We next want to discuss the reflection and transmission for an arbitrary angle of incidence. Before we can do this it is well to remind ourselves (and this is just a reminder - we don’t go into the theory and definitions here) from electromagnetic theory how electric and magnetic fields behave at a boundary between two media.

If an electric field is incident normally at the boundary between two media, \(E\) is larger in the medium with the smaller permittivity, whereas \(D\) is continuous. Likewise, if a magnetic field is incident normally at the boundary between two media, \(H\) is smaller in the medium with the higher permeability, whereas \(B\) is continuous.

That is:

\(D\)_{perp} and \(B\)_{perp} are continuous across a boundary.

\(E\)_{perp} is inversely proportional to \( \epsilon\).

\(H\)_{perp} is inversely proportional to \(\mu\).

See the drawing below.

For fields parallel to a boundary, however, the situation is:

\(E\)_{tang}_{ }and \(H\)_{tang} are continuous across a boundary.

\(D\)_{tang} is proportional to \(\epsilon\).

\(B\)_{tang} is proportional to \(\mu\).

These things are assumed known from courses in electromagnetism. It may be asked what happens if a field is neither perpendicular to nor tangential to a boundary.
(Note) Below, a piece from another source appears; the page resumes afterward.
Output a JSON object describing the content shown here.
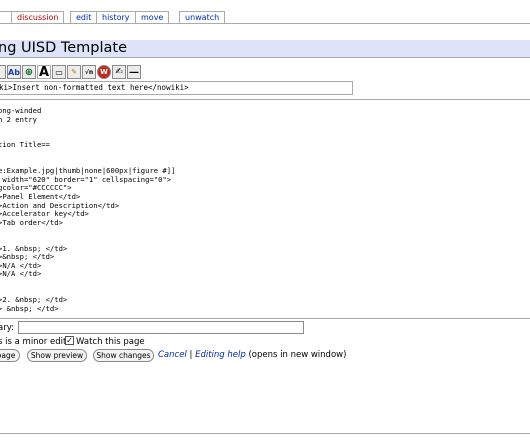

We do not especially need to know that in discussing reflection of light at a boundary, because we shall be resolving any fields into their perpendicular and tangential components, but it is a reasonable question to ask, so for completeness the answers are given in the drawings below.